* **Aim of the exercise**
All of the data below should be written out exactly.

* **Supplied records**
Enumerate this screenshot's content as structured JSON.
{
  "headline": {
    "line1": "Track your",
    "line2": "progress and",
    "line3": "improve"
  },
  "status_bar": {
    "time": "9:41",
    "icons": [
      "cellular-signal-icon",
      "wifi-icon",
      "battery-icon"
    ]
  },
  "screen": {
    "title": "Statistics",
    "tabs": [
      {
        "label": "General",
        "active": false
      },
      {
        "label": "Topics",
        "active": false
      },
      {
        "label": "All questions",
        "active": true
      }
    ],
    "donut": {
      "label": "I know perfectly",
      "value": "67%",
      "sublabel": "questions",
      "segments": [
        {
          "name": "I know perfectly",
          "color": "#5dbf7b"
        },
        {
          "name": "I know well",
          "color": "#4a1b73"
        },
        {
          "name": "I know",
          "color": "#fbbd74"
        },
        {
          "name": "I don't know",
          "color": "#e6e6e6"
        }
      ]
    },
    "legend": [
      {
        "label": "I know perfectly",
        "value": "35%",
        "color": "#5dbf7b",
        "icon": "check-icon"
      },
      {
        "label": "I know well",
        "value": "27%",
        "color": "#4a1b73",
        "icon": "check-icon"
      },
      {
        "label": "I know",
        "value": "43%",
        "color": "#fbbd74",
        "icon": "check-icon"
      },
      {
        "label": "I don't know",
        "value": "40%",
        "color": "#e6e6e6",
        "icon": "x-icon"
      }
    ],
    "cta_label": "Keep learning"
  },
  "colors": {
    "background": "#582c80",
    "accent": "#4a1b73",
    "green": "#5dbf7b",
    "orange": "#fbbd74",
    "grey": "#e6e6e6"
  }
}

* **Response to this exercise**
Enumerate this screenshot's content as structured JSON.
{
  "headline": {
    "line1": "Track your",
    "line2": "progress and",
    "line3": "improve"
  },
  "status_bar": {
    "time": "9:41",
    "icons": [
      "cellular-signal-icon",
      "wifi-icon",
      "battery-icon"
    ]
  },
  "screen": {
    "title": "Statistics",
    "tabs": [
      {
        "label": "General",
        "active": false
      },
      {
        "label": "Topics",
        "active": false
      },
      {
        "label": "All questions",
        "active": true
      }
    ],
    "donut": {
      "label": "I know perfectly",
      "value": "67%",
      "sublabel": "questions",
      "segments": [
        {
          "name": "I know perfectly",
          "color": "#5dbf7b"
        },
        {
          "name": "I know well",
          "color": "#4a1b73"
        },
        {
          "name": "I know",
          "color": "#fbbd74"
        },
        {
          "name": "I don't know",
          "color": "#e6e6e6"
        }
      ]
    },
    "legend": [
      {
        "label": "I know perfectly",
        "value": "35%",
        "color": "#5dbf7b",
        "icon": "check-icon"
      },
      {
        "label": "I know well",
        "value": "27%",
        "color": "#4a1b73",
        "icon": "check-icon"
      },
      {
        "label": "I know",
        "value": "43%",
        "color": "#fbbd74",
        "icon": "check-icon"
      },
      {
        "label": "I don't know",
        "value": "40%",
        "color": "#e6e6e6",
        "icon": "x-icon"
      }
    ],
    "cta_label": "Keep learning"
  },
  "colors": {
    "background": "#582c80",
    "accent": "#4a1b73",
    "green": "#5dbf7b",
    "orange": "#fbbd74",
    "grey": "#e6e6e6"
  }
}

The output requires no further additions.